Everyone has an origin story. What’s yours?
I was obsessed with reality television growing up, and I was inspired by it. The Swan, Extreme Makeover, makeover stories like that. Later on, when I was into photography, I was Photoshopping makeup on an image and I thought if I were to quit Photoshopping and actually do makeup it would cut my post-production time in half. I started to do makeup, then hair, and then I started doing a hair, makeup, and photography package for weddings. By the time I was 17, I was an entrepreneur. I eventually got a job at M.A.C as a freelancer, or an on-call artist. I had a month without work after the holiday season one year, and that’s when I started my YouTube channel. I was 21.
What was the initial reaction to your YouTube channel?

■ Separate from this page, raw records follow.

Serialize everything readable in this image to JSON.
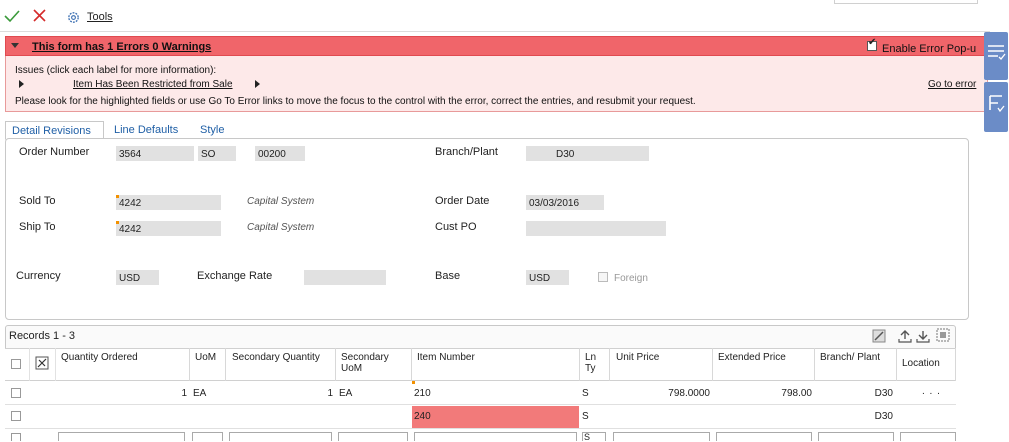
{
  "toolbar": {
    "tools_label": "Tools"
  },
  "error_banner": {
    "title": "This form has 1 Errors 0 Warnings",
    "enable_popup_label": "Enable Error Pop-u",
    "issues_label": "Issues (click each label for more information):",
    "issue_item": "Item Has Been Restricted from Sale",
    "goto_error": "Go to error",
    "message": "Please look for the highlighted fields or use Go To Error links to move the focus to the control with the error, correct the entries, and resubmit your request."
  },
  "tabs": [
    "Detail Revisions",
    "Line Defaults",
    "Style"
  ],
  "form": {
    "order_number_label": "Order Number",
    "order_number": "3564",
    "order_type": "SO",
    "order_company": "00200",
    "branch_plant_label": "Branch/Plant",
    "branch_plant": "D30",
    "sold_to_label": "Sold To",
    "sold_to": "4242",
    "sold_to_name": "Capital System",
    "order_date_label": "Order Date",
    "order_date": "03/03/2016",
    "ship_to_label": "Ship To",
    "ship_to": "4242",
    "ship_to_name": "Capital System",
    "cust_po_label": "Cust PO",
    "cust_po": "",
    "currency_label": "Currency",
    "currency": "USD",
    "exchange_rate_label": "Exchange Rate",
    "exchange_rate": "",
    "base_label": "Base",
    "base": "USD",
    "foreign_label": "Foreign"
  },
  "grid": {
    "records_label": "Records 1 - 3",
    "headers": {
      "qty_ordered": "Quantity Ordered",
      "uom": "UoM",
      "secondary_qty": "Secondary Quantity",
      "secondary_uom": "Secondary UoM",
      "item_number": "Item Number",
      "ln_ty": "Ln Ty",
      "unit_price": "Unit Price",
      "extended_price": "Extended Price",
      "branch_plant": "Branch/ Plant",
      "location": "Location"
    },
    "rows": [
      {
        "qty": "1",
        "uom": "EA",
        "sec_qty": "1",
        "sec_uom": "EA",
        "item": "210",
        "ln_ty": "S",
        "unit_price": "798.0000",
        "ext_price": "798.00",
        "branch": "D30",
        "location": ". . ."
      },
      {
        "qty": "",
        "uom": "",
        "sec_qty": "",
        "sec_uom": "",
        "item": "240",
        "ln_ty": "S",
        "unit_price": "",
        "ext_price": "",
        "branch": "D30",
        "location": ""
      },
      {
        "qty": "",
        "uom": "",
        "sec_qty": "",
        "sec_uom": "",
        "item": "",
        "ln_ty": "S",
        "unit_price": "",
        "ext_price": "",
        "branch": "",
        "location": ""
      }
    ]
  },
  "colors": {
    "error_header": "#f0656a",
    "error_body": "#fde9e9",
    "error_cell": "#f27a7a",
    "link_blue": "#1f5fa6",
    "side_panel": "#6b8cc7"
  }
}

My parents were like: “Why are you wasting money on this makeup?” But there was a niche community of makeup boys on social media who were really supportive. We’d have this camaraderie over being “M.A.C boys.” I had like 2,000 views in a couple of days after my first video, which was a lot to me at the time. What really popped off my channel was I met Talia Joy [Note: Talia Castellano was a popular YouTube makeup star who went by the username TaliaJoy18. She died in 2013 of a rare nerve cancer.] The crazy part is that she liked my video on her YouTube channel right before she passed away, and that was so emotional for me. Makeup was a wig for her, as makeup was a way for me to give confidence to other people. I think that if I, as a man, can do it and look somewhat decent and beautiful, then anyone can.
When Talia passed away — that’s when she was a CoverGirl — when you went to her channel, all you saw on her feed was: “TaliaJoy likes Patrick Starr’s video.” I think I gained 20,000 followers in like a month. My friend texted me: “It looks like Talia left you a gift.” That was very powerful.

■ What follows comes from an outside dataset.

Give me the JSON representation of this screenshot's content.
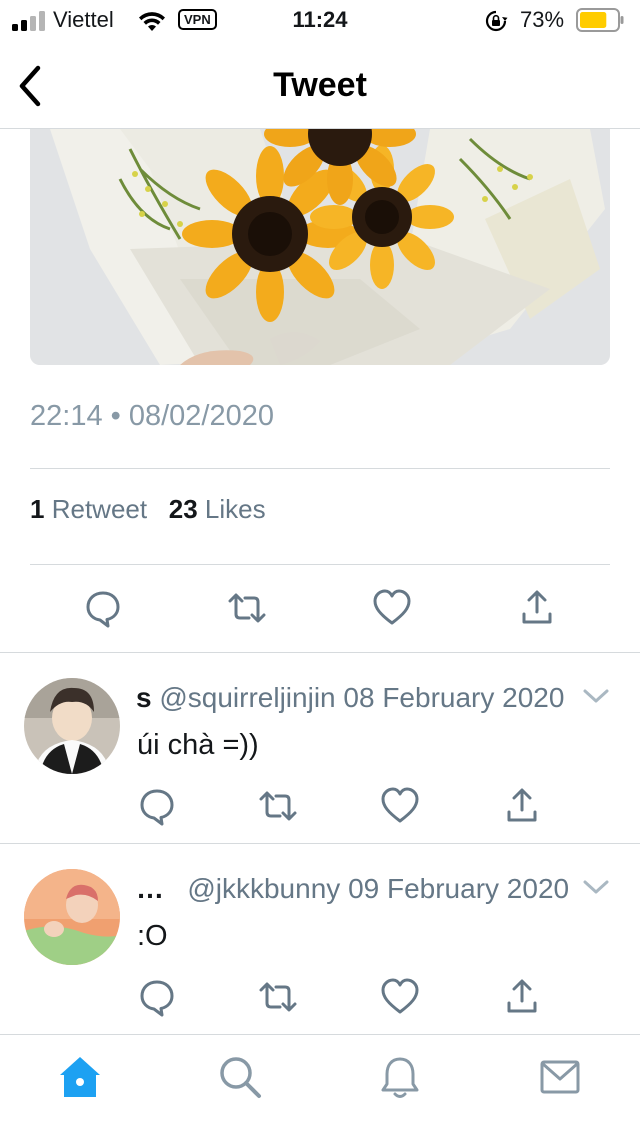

What’s it like working with other majorly famous beauty gurus?
I met Manny, Desi Perkins, and Anastasia Beverly Hills at a trade show — all in one day. It was so eye-opening to me that finally there was a community in social media that got it. What’s powerful for me is that when I first started out, I learned that we needed to stick together because there was no one else like us in our industry at the time. It was very much a camaraderie. The magic instantly sparked when I met Manny and we became “the boys in makeup.”
This interview has been edited and condensed.